He was laughing at first, and so was John who watched from the stairs. He laughed until I caught him, put my arms around his rotund little belly and used my best grown-up bossy voice. “Just put this on for a quick photo and then change back into your sweatpants. This isn't funny anymore.” Mitchell wiggled free and ran back down the hallway, with me in hot pursuit. John caught him at the landing. Clearly, he was ready to get it over with. In his stern, Daddy-is-mad voice, he tossed the jeans and polo shirt to Mitchell and commanded his son to change clothes. Mitchell took the clothes and tore off to the bathroom. I looked at John, so completely satisfied that we had worked together as a team. Downstairs a small crowd was gathering of aunts, uncles and cousins, waiting to see the madness unfold.
, Samuel, John and I waited
for Mitchell at the bottom of the steps like he was a bride preparing to make a
grand entrance. And when he finally emerged, he was wearing the striped polo
shirt. Yes, he was wearing the striped polo shirt . . . with his royal blue sweatpants. Amanda, Georgia
I groaned. We had lost the war. John steadied me at the elbow and whispered, “We will just put him in the back. No one will see the pants.” We had only been married for a month so I wasn’t in the mood to argue with him. So I smiled, and took a deep breath. Yes, I concluded, it was enough that Mitchell relented on the shirt. What difference does it make?
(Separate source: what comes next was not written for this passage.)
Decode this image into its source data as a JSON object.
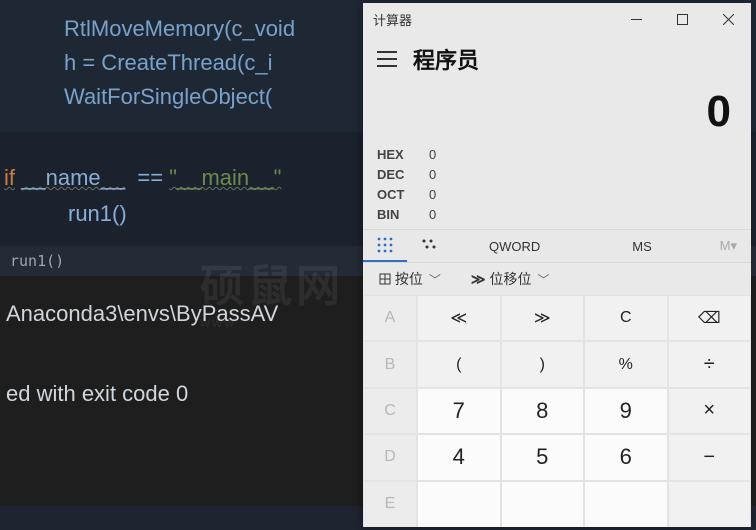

So we all trekked out to my grandmother’s picturesque back yard and sat down on the stone steps, while my mom tried to get the kids to all look in the same direction while she took the pictures. And you almost can’t tell . . . unless you look really closely. But even when I do, I have to smile at those Christmas sweatpants. I have to smile at the kid who got in trouble in class for humming the Jeopardy theme song during an awkward silence in the teacher’s lecture. I have to smile at the kid who doesn’t understand why I get aggravated at him for cutting his toenails all over the sofa, or hoarding canned food in the woods behind our house . . . or shaving a wooden walking stick on his bed . . . or for carrying a machete through the neighborhood. Oh, Mitchell! What an awesome kid you are. Thanks for keeping me grounded.